deliberately blotted out", how widespread was the knowledge of Torah
over the 55 years?  And, to focus again on my question, what does this
do to the argument that runs, "the tradition of us having received Torah
at Har Sinai must be true, because if it weren't, the generation on
which it was first foisted would have objected, `but we didn't hear that
from our fathers!'"?

Perhaps the correct answer is the one suggested, that the lack of
knowledge of Torah was only within the king's family, and that Bnai
Yisroel as a whole hadn't lost the knowledge.  But does that jibe with
the way the incident is reported in Melachim?

David Sherman

From: <dave@...> (David Sherman)
Date: Sun, 21 Feb 93 19:16:06 EST
Subject: Torah found by Hezekiah

> From: <turkel@...> (Eli Turkel)
>       David Sherman asks about the finding of the scroll in Tanach.  The
> usual explanation is that in the days of hezekiah the book of Devarim
> (Deuteronomy) was found in the Temple. The scholars (ie Sanhedrin) had
> always studied it but it was not familiar to the common people and the
> King. As a consequence when the King found the original he was very
> happy.

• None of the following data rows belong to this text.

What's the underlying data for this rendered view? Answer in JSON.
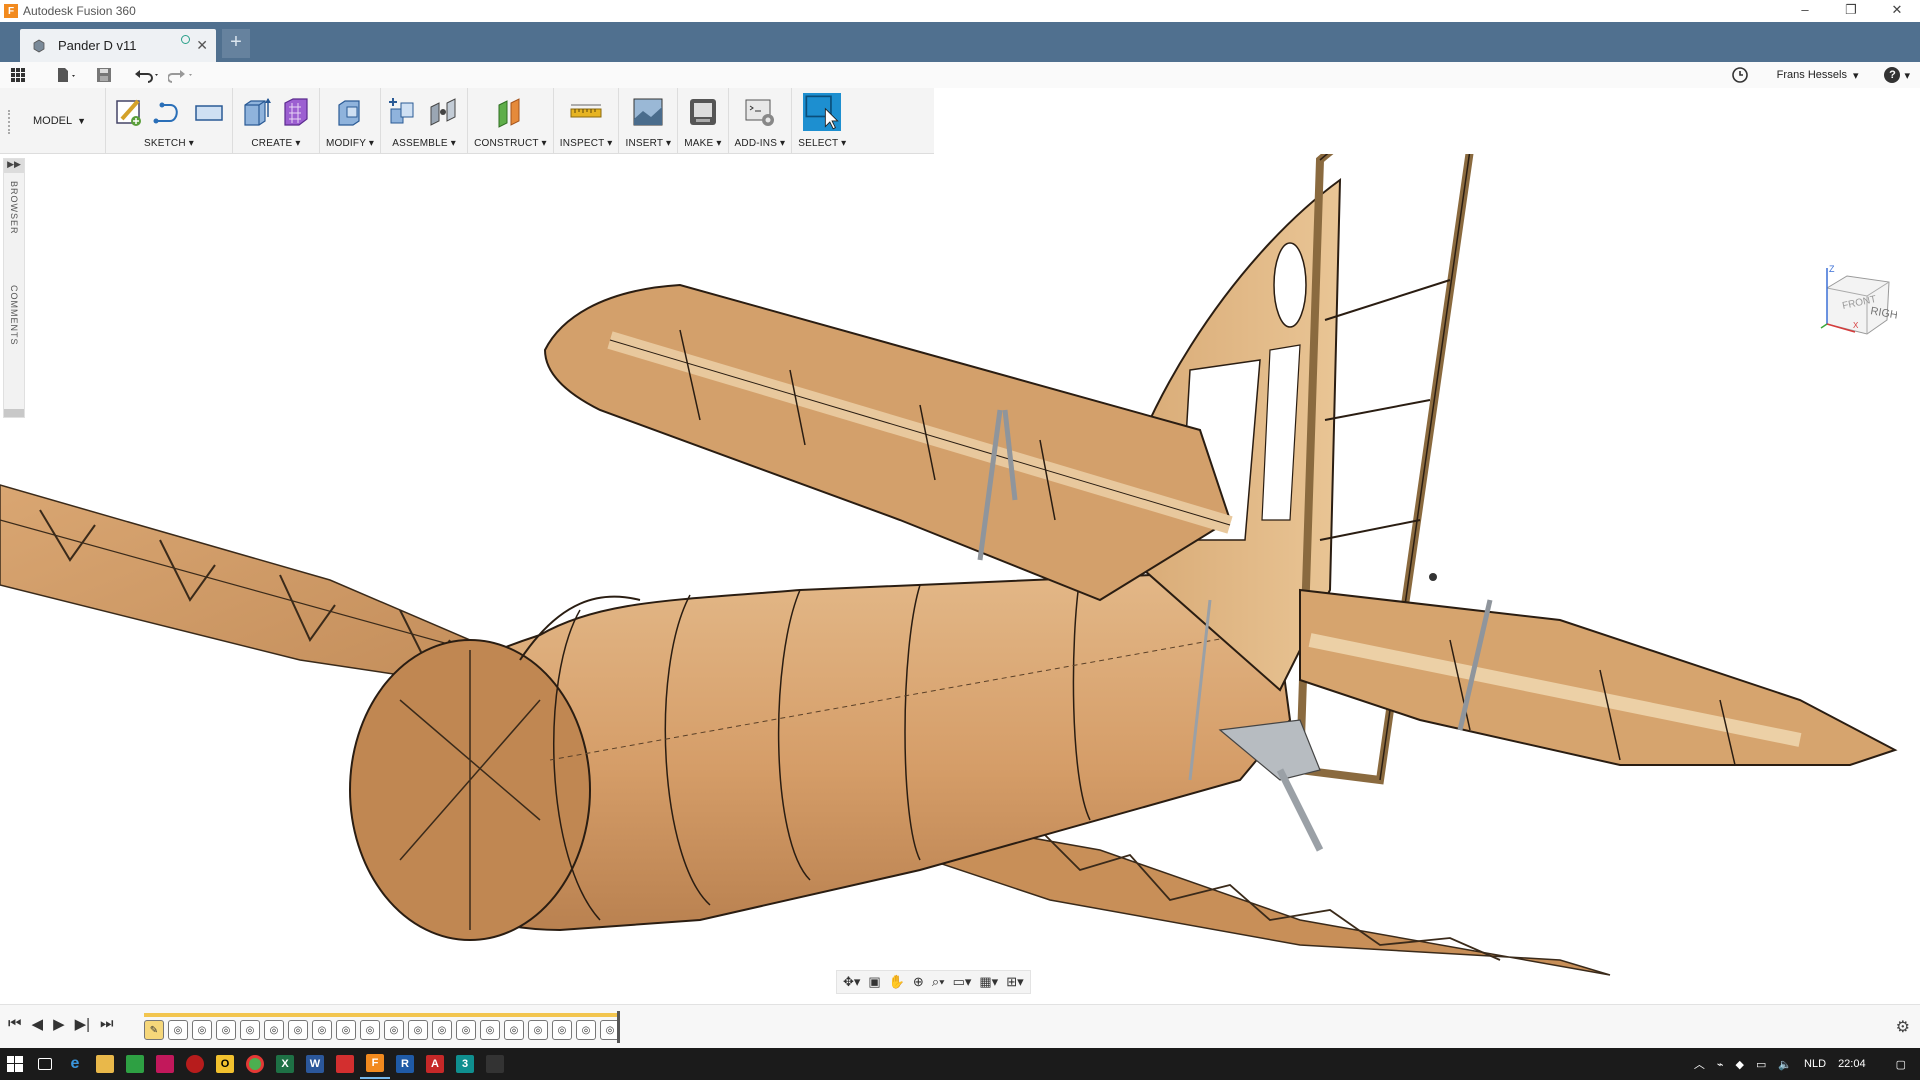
{
  "window": {
    "app_title": "Autodesk Fusion 360",
    "logo_letter": "F",
    "controls": [
      "–",
      "❐",
      "✕"
    ]
  },
  "tabs": {
    "document_tab": "Pander D v11",
    "new_tab": "+"
  },
  "quick_access": {
    "user": "Frans Hessels",
    "user_caret": "▾",
    "help": "?"
  },
  "ribbon": {
    "workspace": "MODEL",
    "groups": {
      "sketch": "SKETCH",
      "create": "CREATE",
      "modify": "MODIFY",
      "assemble": "ASSEMBLE",
      "construct": "CONSTRUCT",
      "inspect": "INSPECT",
      "insert": "INSERT",
      "make": "MAKE",
      "addins": "ADD-INS",
      "select": "SELECT"
    }
  },
  "side_panel": {
    "browser": "BROWSER",
    "comments": "COMMENTS",
    "toggle": "▶▶"
  },
  "viewcube": {
    "face_right": "RIGHT",
    "face_front": "FRONT",
    "axis_z": "Z",
    "axis_x": "X"
  },
  "timeline": {
    "feature_count": 20
  },
  "taskbar": {
    "language": "NLD",
    "time": "22:04"
  },
  "colors": {
    "tab_bar": "#50708f",
    "wood": "#d7a36e",
    "select_accent": "#1d8fd0",
    "timeline_accent": "#f2c54f"
  }
}
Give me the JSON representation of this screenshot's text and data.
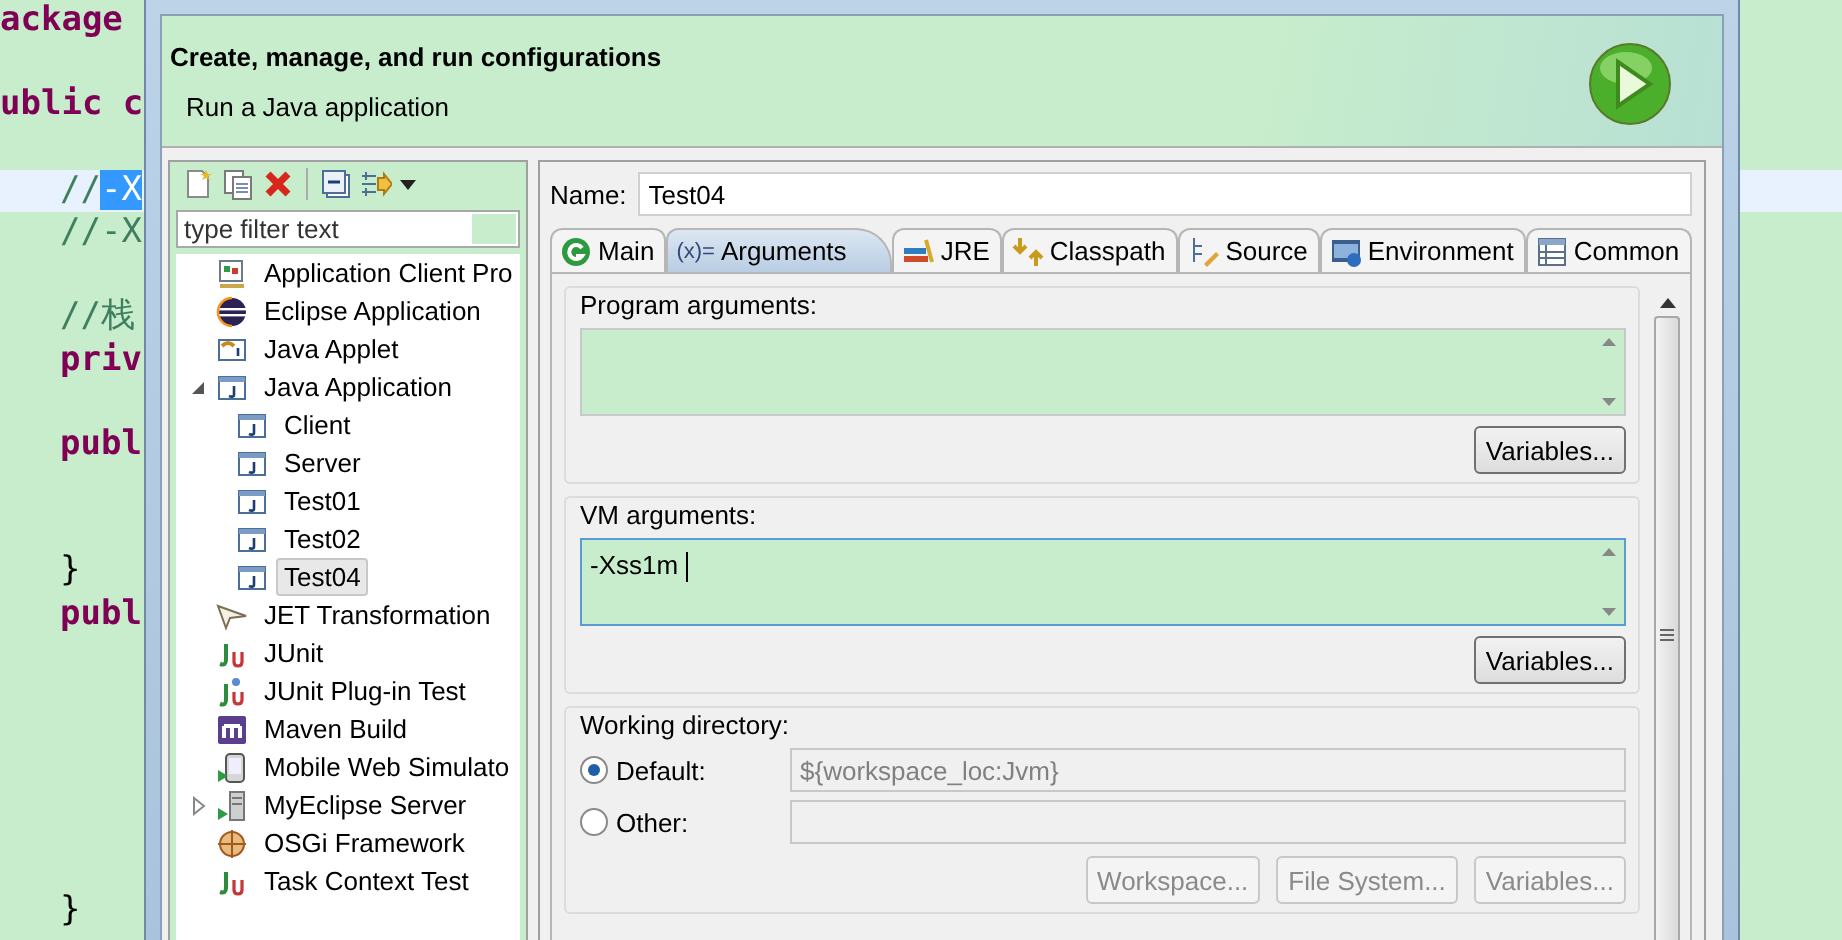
{
  "editor": {
    "lines": [
      {
        "segments": [
          {
            "text": "ackage",
            "kind": "keyword",
            "selected": false
          }
        ]
      },
      {
        "segments": [
          {
            "text": "ublic c",
            "kind": "keyword",
            "selected": false
          }
        ]
      },
      {
        "current": true,
        "segments": [
          {
            "text": "//",
            "kind": "comment",
            "selected": false
          },
          {
            "text": "-X",
            "kind": "comment",
            "selected": true
          }
        ]
      },
      {
        "segments": [
          {
            "text": "//-X",
            "kind": "comment",
            "selected": false
          }
        ]
      },
      {
        "segments": [
          {
            "text": "//栈",
            "kind": "comment",
            "selected": false
          }
        ]
      },
      {
        "segments": [
          {
            "text": "priv",
            "kind": "keyword",
            "selected": false
          }
        ]
      },
      {
        "segments": [
          {
            "text": "publ",
            "kind": "keyword",
            "selected": false
          }
        ]
      },
      {
        "segments": [
          {
            "text": "}",
            "kind": "plain",
            "selected": false
          }
        ]
      },
      {
        "segments": [
          {
            "text": "publ",
            "kind": "keyword",
            "selected": false
          }
        ]
      },
      {
        "segments": [
          {
            "text": "}",
            "kind": "plain",
            "selected": false
          }
        ]
      }
    ]
  },
  "dialog": {
    "title": "Create, manage, and run configurations",
    "subtitle": "Run a Java application",
    "filter": {
      "placeholder": "type filter text"
    },
    "tree": [
      {
        "label": "Application Client Pro"
      },
      {
        "label": "Eclipse Application"
      },
      {
        "label": "Java Applet"
      },
      {
        "label": "Java Application",
        "expanded": true,
        "children": [
          {
            "label": "Client",
            "selected": false
          },
          {
            "label": "Server",
            "selected": false
          },
          {
            "label": "Test01",
            "selected": false
          },
          {
            "label": "Test02",
            "selected": false
          },
          {
            "label": "Test04",
            "selected": true
          }
        ]
      },
      {
        "label": "JET Transformation"
      },
      {
        "label": "JUnit"
      },
      {
        "label": "JUnit Plug-in Test"
      },
      {
        "label": "Maven Build"
      },
      {
        "label": "Mobile Web Simulato"
      },
      {
        "label": "MyEclipse Server",
        "expanded": false
      },
      {
        "label": "OSGi Framework"
      },
      {
        "label": "Task Context Test"
      }
    ],
    "name_label": "Name:",
    "name_value": "Test04",
    "tabs": [
      {
        "label": "Main",
        "selected": false
      },
      {
        "label": "Arguments",
        "icon_text": "(x)=",
        "selected": true
      },
      {
        "label": "JRE",
        "selected": false
      },
      {
        "label": "Classpath",
        "selected": false
      },
      {
        "label": "Source",
        "selected": false
      },
      {
        "label": "Environment",
        "selected": false
      },
      {
        "label": "Common",
        "selected": false
      }
    ],
    "program_arguments": {
      "label": "Program arguments:",
      "button": "Variables..."
    },
    "vm_arguments": {
      "label": "VM arguments:",
      "value": "-Xss1m ",
      "focused": true,
      "button": "Variables..."
    },
    "working_directory": {
      "label": "Working directory:",
      "options": [
        {
          "label": "Default:",
          "value": "${workspace_loc:Jvm}",
          "selected": true
        },
        {
          "label": "Other:",
          "selected": false
        }
      ],
      "buttons": [
        {
          "label": "Workspace...",
          "disabled": true
        },
        {
          "label": "File System...",
          "disabled": true
        },
        {
          "label": "Variables...",
          "disabled": true
        }
      ]
    }
  }
}
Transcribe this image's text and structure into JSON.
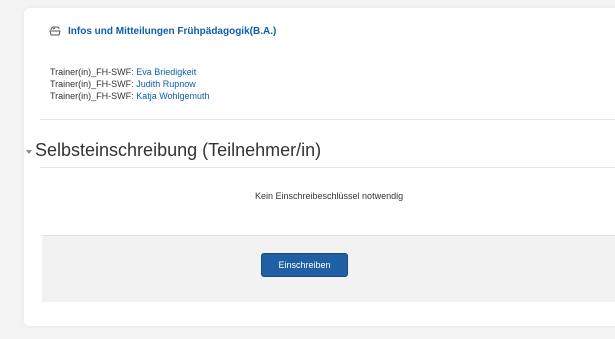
{
  "course": {
    "title": "Infos und Mitteilungen Frühpädagogik(B.A.)",
    "icon": "course-icon"
  },
  "teachers": [
    {
      "role": "Trainer(in)_FH-SWF:",
      "name": "Eva Briedigkeit"
    },
    {
      "role": "Trainer(in)_FH-SWF:",
      "name": "Judith Rupnow"
    },
    {
      "role": "Trainer(in)_FH-SWF:",
      "name": "Katja Wohlgemuth"
    }
  ],
  "section": {
    "title": "Selbsteinschreibung (Teilnehmer/in)",
    "icon": "collapse-icon"
  },
  "enrol": {
    "info_text": "Kein Einschreibeschlüssel notwendig",
    "button_label": "Einschreiben"
  },
  "colors": {
    "link": "#0f5fa8",
    "button": "#1f5fa3",
    "panel": "#f2f2f2"
  }
}
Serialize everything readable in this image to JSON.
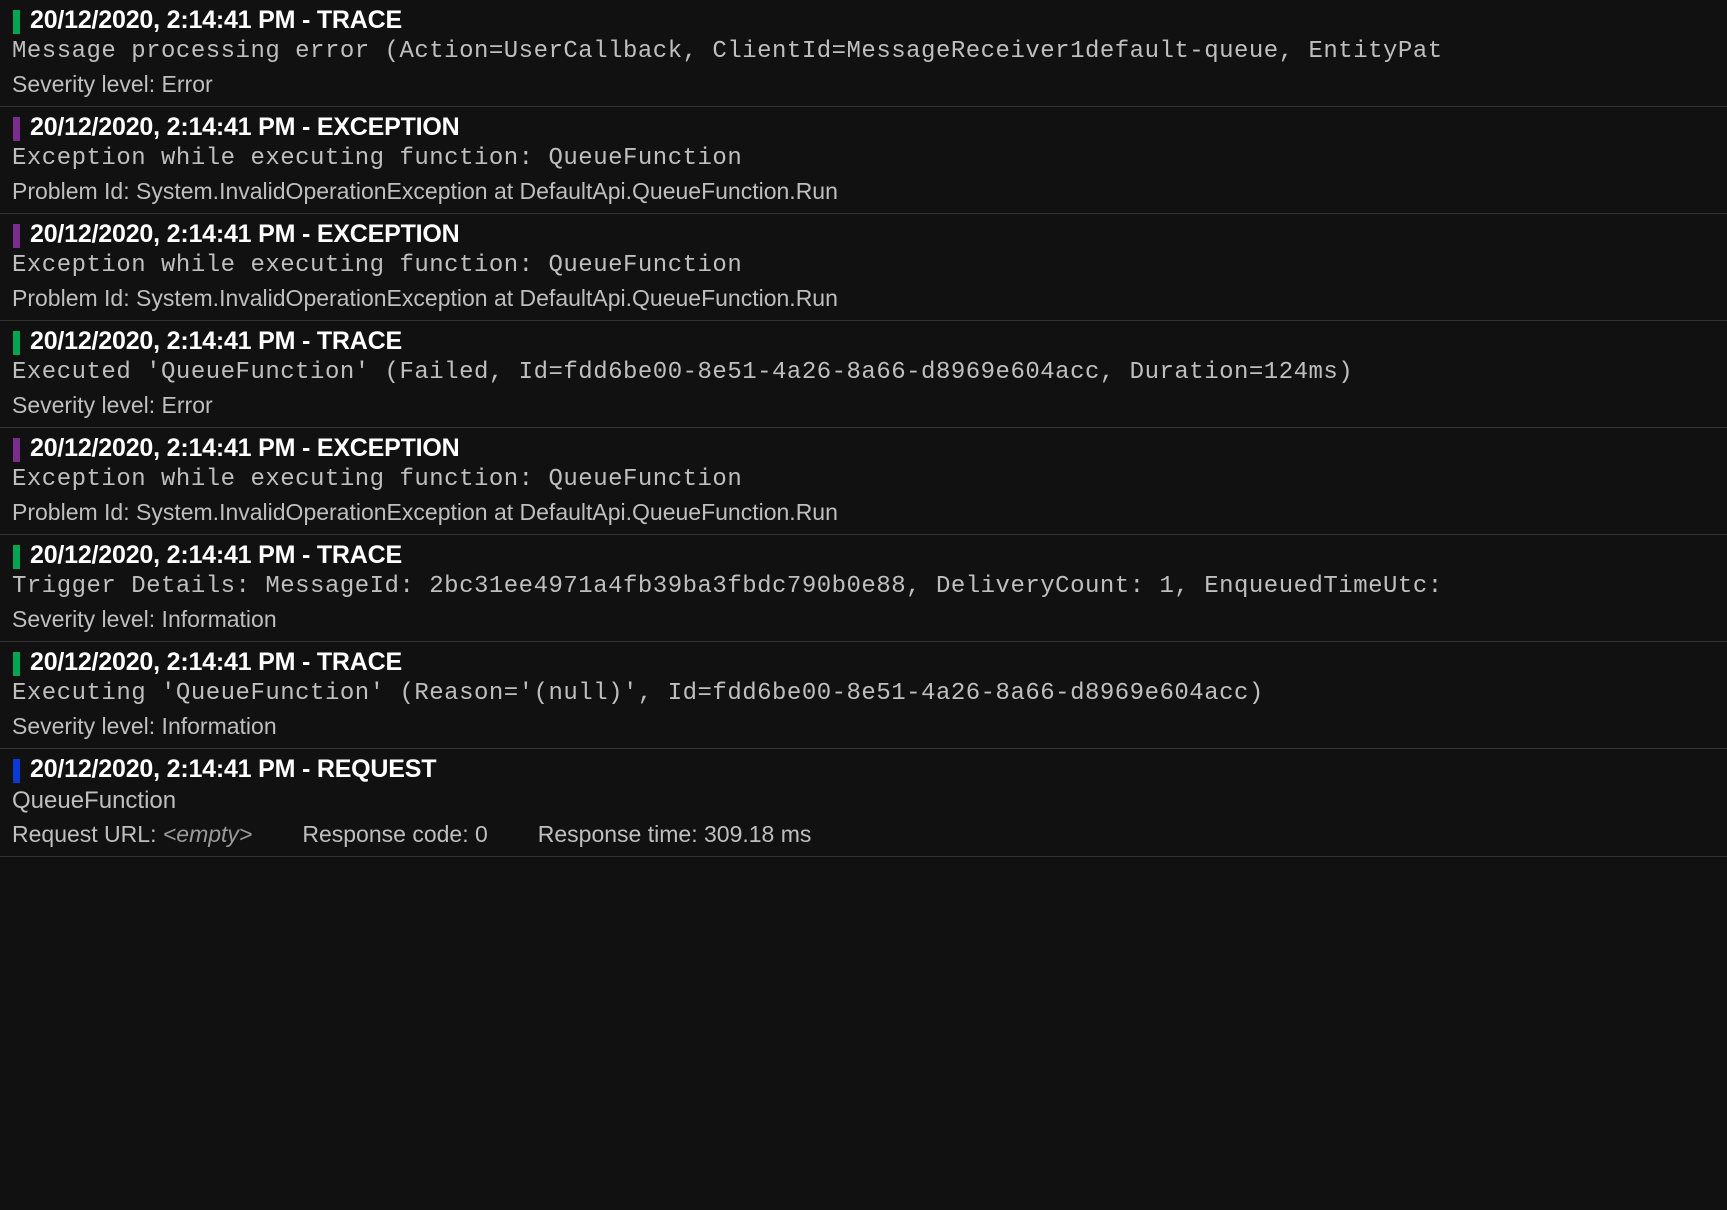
{
  "colors": {
    "trace": "#00a651",
    "exception": "#7b2d8e",
    "request": "#0b39d6"
  },
  "entries": [
    {
      "type": "TRACE",
      "timestamp": "20/12/2020, 2:14:41 PM",
      "bar": "green",
      "message": "Message processing error (Action=UserCallback, ClientId=MessageReceiver1default-queue, EntityPat",
      "meta": "Severity level: Error"
    },
    {
      "type": "EXCEPTION",
      "timestamp": "20/12/2020, 2:14:41 PM",
      "bar": "purple",
      "message": "Exception while executing function: QueueFunction",
      "meta": "Problem Id: System.InvalidOperationException at DefaultApi.QueueFunction.Run"
    },
    {
      "type": "EXCEPTION",
      "timestamp": "20/12/2020, 2:14:41 PM",
      "bar": "purple",
      "message": "Exception while executing function: QueueFunction",
      "meta": "Problem Id: System.InvalidOperationException at DefaultApi.QueueFunction.Run"
    },
    {
      "type": "TRACE",
      "timestamp": "20/12/2020, 2:14:41 PM",
      "bar": "green",
      "message": "Executed 'QueueFunction' (Failed, Id=fdd6be00-8e51-4a26-8a66-d8969e604acc, Duration=124ms)",
      "meta": "Severity level: Error"
    },
    {
      "type": "EXCEPTION",
      "timestamp": "20/12/2020, 2:14:41 PM",
      "bar": "purple",
      "message": "Exception while executing function: QueueFunction",
      "meta": "Problem Id: System.InvalidOperationException at DefaultApi.QueueFunction.Run"
    },
    {
      "type": "TRACE",
      "timestamp": "20/12/2020, 2:14:41 PM",
      "bar": "green",
      "message": "Trigger Details: MessageId: 2bc31ee4971a4fb39ba3fbdc790b0e88, DeliveryCount: 1, EnqueuedTimeUtc:",
      "meta": "Severity level: Information"
    },
    {
      "type": "TRACE",
      "timestamp": "20/12/2020, 2:14:41 PM",
      "bar": "green",
      "message": "Executing 'QueueFunction' (Reason='(null)', Id=fdd6be00-8e51-4a26-8a66-d8969e604acc)",
      "meta": "Severity level: Information"
    },
    {
      "type": "REQUEST",
      "timestamp": "20/12/2020, 2:14:41 PM",
      "bar": "blue",
      "plainMsg": "QueueFunction",
      "request": {
        "urlLabel": "Request URL:",
        "urlValue": "<empty>",
        "codeLabel": "Response code:",
        "codeValue": "0",
        "timeLabel": "Response time:",
        "timeValue": "309.18 ms"
      }
    }
  ]
}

My question remains: if the knowledge of Torah remained only with
the scholars, does that not affect the thesis relating to continuous
transmission from parents to children throughout the nation?

David Sherman


End of Volume 6 Issue 55